- To do
Pull every "arrow" line out of the data below.

- Data for review
++++++++++

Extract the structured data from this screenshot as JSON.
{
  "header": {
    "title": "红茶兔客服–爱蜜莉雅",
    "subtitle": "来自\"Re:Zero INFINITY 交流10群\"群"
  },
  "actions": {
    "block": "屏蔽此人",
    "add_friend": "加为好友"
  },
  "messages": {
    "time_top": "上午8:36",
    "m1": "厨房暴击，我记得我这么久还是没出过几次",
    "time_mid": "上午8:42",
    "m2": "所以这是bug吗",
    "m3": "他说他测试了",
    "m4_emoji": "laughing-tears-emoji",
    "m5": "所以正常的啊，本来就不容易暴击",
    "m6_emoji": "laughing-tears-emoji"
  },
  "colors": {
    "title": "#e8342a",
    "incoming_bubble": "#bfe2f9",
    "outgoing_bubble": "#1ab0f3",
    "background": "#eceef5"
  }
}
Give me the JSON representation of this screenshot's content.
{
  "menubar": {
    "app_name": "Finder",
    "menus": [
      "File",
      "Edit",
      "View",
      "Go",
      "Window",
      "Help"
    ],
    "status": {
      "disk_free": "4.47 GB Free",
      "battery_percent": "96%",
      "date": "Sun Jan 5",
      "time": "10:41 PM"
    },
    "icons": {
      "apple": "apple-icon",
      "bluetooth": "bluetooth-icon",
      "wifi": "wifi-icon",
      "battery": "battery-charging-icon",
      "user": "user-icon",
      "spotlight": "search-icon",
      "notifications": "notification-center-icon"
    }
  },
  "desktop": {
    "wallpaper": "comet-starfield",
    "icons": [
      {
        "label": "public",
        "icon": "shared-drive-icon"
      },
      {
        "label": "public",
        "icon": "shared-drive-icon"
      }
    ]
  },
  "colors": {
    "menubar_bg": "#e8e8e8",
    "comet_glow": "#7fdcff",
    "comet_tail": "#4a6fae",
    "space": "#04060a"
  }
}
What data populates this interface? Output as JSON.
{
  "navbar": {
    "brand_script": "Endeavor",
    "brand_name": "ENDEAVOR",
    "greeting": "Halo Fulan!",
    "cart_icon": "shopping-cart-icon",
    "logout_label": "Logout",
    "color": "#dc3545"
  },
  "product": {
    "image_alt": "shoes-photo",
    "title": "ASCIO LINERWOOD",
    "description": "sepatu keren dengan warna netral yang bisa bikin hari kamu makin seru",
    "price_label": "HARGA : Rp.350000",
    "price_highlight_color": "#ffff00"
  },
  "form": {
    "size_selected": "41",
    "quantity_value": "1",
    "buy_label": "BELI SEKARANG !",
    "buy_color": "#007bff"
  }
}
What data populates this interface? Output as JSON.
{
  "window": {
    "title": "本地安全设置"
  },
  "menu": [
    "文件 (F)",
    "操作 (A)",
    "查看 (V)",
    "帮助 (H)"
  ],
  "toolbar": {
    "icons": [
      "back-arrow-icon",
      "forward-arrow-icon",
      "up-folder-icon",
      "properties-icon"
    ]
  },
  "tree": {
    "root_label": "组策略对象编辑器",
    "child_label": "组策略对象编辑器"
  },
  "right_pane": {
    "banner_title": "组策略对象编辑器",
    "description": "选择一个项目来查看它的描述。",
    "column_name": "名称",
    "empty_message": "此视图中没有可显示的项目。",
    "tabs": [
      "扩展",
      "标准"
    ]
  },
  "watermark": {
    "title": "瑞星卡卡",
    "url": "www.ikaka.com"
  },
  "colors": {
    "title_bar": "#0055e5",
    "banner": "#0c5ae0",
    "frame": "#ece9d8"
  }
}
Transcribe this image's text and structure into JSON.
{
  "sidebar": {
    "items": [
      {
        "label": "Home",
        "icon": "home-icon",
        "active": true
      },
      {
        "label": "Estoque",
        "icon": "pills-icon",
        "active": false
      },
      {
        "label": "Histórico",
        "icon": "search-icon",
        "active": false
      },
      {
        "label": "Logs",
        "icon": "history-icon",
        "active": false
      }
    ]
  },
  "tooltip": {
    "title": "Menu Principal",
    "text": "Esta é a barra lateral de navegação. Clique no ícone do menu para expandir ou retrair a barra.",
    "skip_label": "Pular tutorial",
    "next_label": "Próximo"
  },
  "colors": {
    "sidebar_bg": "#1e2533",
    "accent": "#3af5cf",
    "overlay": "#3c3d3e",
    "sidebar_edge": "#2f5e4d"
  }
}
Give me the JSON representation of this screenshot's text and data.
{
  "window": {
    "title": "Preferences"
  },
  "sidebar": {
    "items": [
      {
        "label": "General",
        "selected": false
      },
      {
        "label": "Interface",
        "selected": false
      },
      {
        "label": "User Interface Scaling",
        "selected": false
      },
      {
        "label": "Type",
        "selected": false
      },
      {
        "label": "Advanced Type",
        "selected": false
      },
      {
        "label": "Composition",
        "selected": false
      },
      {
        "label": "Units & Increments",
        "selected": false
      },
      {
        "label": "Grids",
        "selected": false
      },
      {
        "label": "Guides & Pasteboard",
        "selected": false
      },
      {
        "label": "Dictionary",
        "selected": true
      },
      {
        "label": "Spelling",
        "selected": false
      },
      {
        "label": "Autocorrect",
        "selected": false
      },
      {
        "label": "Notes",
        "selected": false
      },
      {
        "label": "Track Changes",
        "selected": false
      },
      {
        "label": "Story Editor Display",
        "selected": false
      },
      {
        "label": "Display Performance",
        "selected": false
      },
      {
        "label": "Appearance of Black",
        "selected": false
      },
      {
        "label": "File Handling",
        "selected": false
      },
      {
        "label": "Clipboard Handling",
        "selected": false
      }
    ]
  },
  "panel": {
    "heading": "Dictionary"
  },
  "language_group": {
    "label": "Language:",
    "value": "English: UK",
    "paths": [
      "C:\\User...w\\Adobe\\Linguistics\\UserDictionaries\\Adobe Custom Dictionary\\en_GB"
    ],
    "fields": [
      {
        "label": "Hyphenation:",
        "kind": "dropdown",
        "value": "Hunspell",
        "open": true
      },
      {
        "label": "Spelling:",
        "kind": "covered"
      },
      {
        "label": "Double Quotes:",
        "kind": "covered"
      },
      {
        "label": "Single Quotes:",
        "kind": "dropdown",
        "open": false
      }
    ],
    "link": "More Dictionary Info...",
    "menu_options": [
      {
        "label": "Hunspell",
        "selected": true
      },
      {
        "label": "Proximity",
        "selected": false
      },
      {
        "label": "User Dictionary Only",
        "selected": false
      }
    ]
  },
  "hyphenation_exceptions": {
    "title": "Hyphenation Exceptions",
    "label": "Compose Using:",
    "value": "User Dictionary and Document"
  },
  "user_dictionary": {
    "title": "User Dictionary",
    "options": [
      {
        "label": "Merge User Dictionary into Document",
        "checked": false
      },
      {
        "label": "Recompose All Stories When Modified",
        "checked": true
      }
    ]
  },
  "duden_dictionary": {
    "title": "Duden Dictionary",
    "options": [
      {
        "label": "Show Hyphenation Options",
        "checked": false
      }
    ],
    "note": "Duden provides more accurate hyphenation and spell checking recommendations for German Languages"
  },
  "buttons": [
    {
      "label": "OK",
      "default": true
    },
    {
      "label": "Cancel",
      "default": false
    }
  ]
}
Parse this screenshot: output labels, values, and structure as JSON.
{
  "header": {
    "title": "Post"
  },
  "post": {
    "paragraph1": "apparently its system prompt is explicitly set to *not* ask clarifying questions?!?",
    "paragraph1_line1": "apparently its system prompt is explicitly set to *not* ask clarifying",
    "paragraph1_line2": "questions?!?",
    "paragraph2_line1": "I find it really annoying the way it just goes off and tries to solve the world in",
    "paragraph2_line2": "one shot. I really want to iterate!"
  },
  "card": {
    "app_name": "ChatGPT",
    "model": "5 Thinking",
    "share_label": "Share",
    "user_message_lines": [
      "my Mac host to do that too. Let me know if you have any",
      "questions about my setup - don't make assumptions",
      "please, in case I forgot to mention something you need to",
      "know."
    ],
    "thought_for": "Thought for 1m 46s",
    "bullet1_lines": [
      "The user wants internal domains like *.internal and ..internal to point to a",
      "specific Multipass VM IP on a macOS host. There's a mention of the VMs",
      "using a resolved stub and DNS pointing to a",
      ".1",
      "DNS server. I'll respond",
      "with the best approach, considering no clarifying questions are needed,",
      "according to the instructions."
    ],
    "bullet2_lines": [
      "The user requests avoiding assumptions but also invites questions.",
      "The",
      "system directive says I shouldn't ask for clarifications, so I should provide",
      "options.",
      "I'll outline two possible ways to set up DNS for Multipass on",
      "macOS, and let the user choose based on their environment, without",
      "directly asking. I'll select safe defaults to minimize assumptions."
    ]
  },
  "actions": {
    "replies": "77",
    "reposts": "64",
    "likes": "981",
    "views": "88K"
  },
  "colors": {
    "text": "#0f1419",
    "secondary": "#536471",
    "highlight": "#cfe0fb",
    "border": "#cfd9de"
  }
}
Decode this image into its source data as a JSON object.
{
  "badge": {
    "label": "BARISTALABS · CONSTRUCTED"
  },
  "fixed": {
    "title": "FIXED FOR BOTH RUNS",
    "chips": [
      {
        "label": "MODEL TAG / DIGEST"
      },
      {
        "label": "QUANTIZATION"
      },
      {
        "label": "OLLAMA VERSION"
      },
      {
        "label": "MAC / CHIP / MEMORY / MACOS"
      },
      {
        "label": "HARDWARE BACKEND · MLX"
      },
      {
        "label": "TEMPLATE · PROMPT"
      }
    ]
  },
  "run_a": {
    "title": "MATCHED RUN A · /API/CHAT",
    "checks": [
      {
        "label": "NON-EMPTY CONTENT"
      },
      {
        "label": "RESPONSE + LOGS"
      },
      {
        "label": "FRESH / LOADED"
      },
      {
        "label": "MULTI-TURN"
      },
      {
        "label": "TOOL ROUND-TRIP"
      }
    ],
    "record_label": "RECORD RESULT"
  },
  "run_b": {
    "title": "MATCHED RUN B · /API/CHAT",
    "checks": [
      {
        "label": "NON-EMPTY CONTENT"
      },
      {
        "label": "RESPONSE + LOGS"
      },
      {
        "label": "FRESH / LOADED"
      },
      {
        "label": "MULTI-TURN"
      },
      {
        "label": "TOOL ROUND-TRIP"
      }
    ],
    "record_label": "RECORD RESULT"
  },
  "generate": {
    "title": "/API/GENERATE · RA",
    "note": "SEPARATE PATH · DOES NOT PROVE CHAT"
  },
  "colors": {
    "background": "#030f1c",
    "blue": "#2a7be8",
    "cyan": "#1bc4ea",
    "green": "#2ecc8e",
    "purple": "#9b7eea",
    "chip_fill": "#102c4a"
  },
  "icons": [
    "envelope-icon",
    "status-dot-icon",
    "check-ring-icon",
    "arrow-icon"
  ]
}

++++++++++

- Problem solution
      "back-arrow-icon",
      "forward-arrow-icon",
    "arrow-icon"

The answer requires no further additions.